Trogir was a nice little place. The old town’s walkways are very narrow, certainly not wide enough for any auto movement. At night there were some medieval costumed musicians playing medieval instruments in one little corner area. The main boardwalk is a postcard scene with wide cement walkway lined with tall palm trees along with the big yachts, benches and a nice grassy area. Behind the boardwalk are some outdoor cafes and other shops. Maybe you have reached another scene from paradise when you visit this spot.
Driving out of Trogir, you immediately use your low gear and head up, up, and more up. While waiting for a nose bleed to occur, you get to see one of the most spectacular views of the city below along the sea.
"NP PAKLENIC - A GOOD REST STOP"
As our drive continues inland, we stopped at a national park area, which the sign listed as NP Paklenic.

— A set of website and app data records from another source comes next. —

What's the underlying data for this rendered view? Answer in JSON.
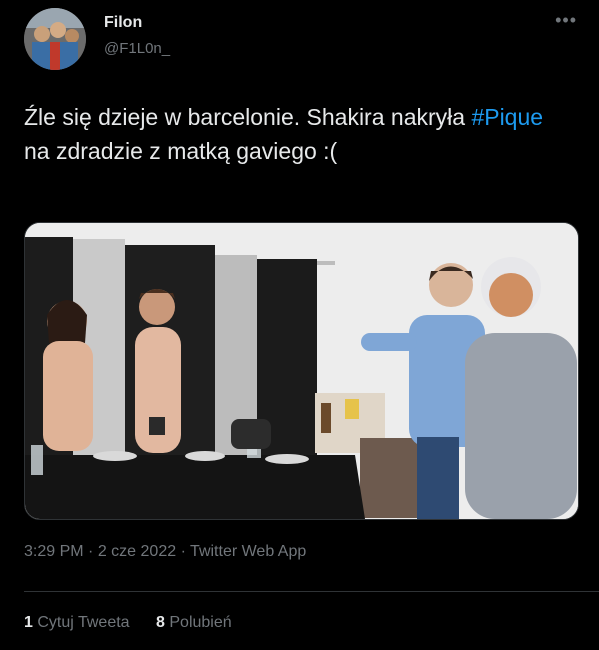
{
  "author": {
    "name": "Filon",
    "handle": "@F1L0n_"
  },
  "tweet": {
    "text_before": "Źle się dzieje w barcelonie. Shakira nakryła ",
    "hashtag": "#Pique",
    "text_after": " na zdradzie z matką gaviego :("
  },
  "meta": {
    "time": "3:29 PM",
    "date": "2 cze 2022",
    "source": "Twitter Web App",
    "separator": "·"
  },
  "stats": {
    "quote_count": "1",
    "quote_label": "Cytuj Tweeta",
    "like_count": "8",
    "like_label": "Polubień"
  },
  "icons": {
    "more": "more-icon"
  },
  "colors": {
    "background": "#000000",
    "text": "#e7e9ea",
    "secondary": "#71767b",
    "accent": "#1d9bf0",
    "divider": "#2f3336"
  }
}
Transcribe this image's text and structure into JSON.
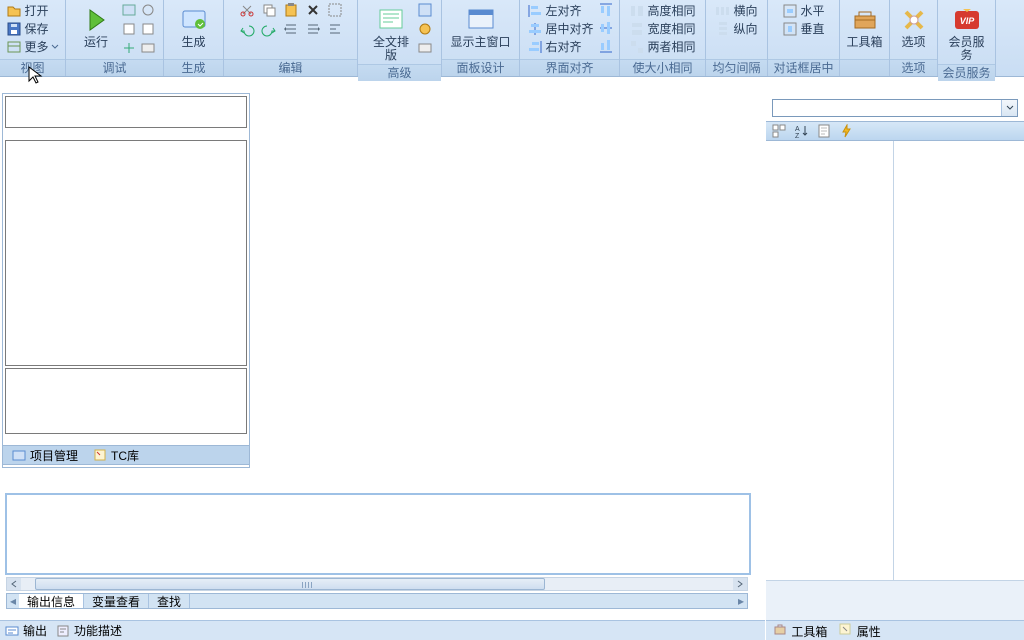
{
  "ribbon": {
    "groups": {
      "view": {
        "label": "视图",
        "open": "打开",
        "save": "保存",
        "more": "更多"
      },
      "debug": {
        "label": "调试",
        "run": "运行"
      },
      "generate": {
        "label": "生成",
        "btn": "生成"
      },
      "edit": {
        "label": "编辑"
      },
      "advanced": {
        "label": "高级",
        "full": "全文排版"
      },
      "panel": {
        "label": "面板设计",
        "btn": "显示主窗口"
      },
      "align": {
        "label": "界面对齐",
        "left": "左对齐",
        "center": "居中对齐",
        "right": "右对齐"
      },
      "samesize": {
        "label": "使大小相同",
        "h": "高度相同",
        "w": "宽度相同",
        "both": "两者相同"
      },
      "spacing": {
        "label": "均匀间隔",
        "horiz": "横向",
        "vert": "纵向"
      },
      "centerdlg": {
        "label": "对话框居中",
        "horiz": "水平",
        "vert": "垂直"
      },
      "toolbox": {
        "label": "",
        "btn": "工具箱"
      },
      "options": {
        "label": "选项",
        "btn": "选项"
      },
      "member": {
        "label": "会员服务",
        "btn": "会员服务"
      }
    }
  },
  "left_tabs": {
    "project": "项目管理",
    "tc": "TC库"
  },
  "output_tabs": {
    "output": "输出信息",
    "vars": "变量查看",
    "find": "查找"
  },
  "bottom": {
    "output": "输出",
    "funcdesc": "功能描述"
  },
  "right_tabs": {
    "toolbox": "工具箱",
    "props": "属性"
  }
}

There we had a nice lunch with giant pizzas, salad, and beer. We walk over to the beach area and it really isn’t too much of a place. Things picked up we noticed a young lady sunbathing totally undressed lying face up on a blanket. Her little bikini was dangling perfectly above her head from a shrubbery bush. A very artistic view we all agreed on. From there we somehow ended climbing through a broken fence, which divided the beach area, and we then discover the nice part of the beach.
Later we found out that this area was part of an all-inclusive hotel resort complex. Luca played on a great kiddie playground complete with motorized little cars and tanks he could sit in and propel around the sand. We spent some time in their nice cool and refreshing swimming pool, since it was so hot on the beach and we ended up entertaining ourselves there for a few hours.
We noticed another NP called ‘Krka’ from the highway that looked very nice for a future visit. It was a little lake area surrounded by hills with sailboats and lodging built into the mountain side – almost like a Swiss Alps picture. I hoped to spend a few days sometime in the future, but it is in the middle of the country and would be quite a drive to get there no matter if you started from Zagreb, Split, or Dubrovnik.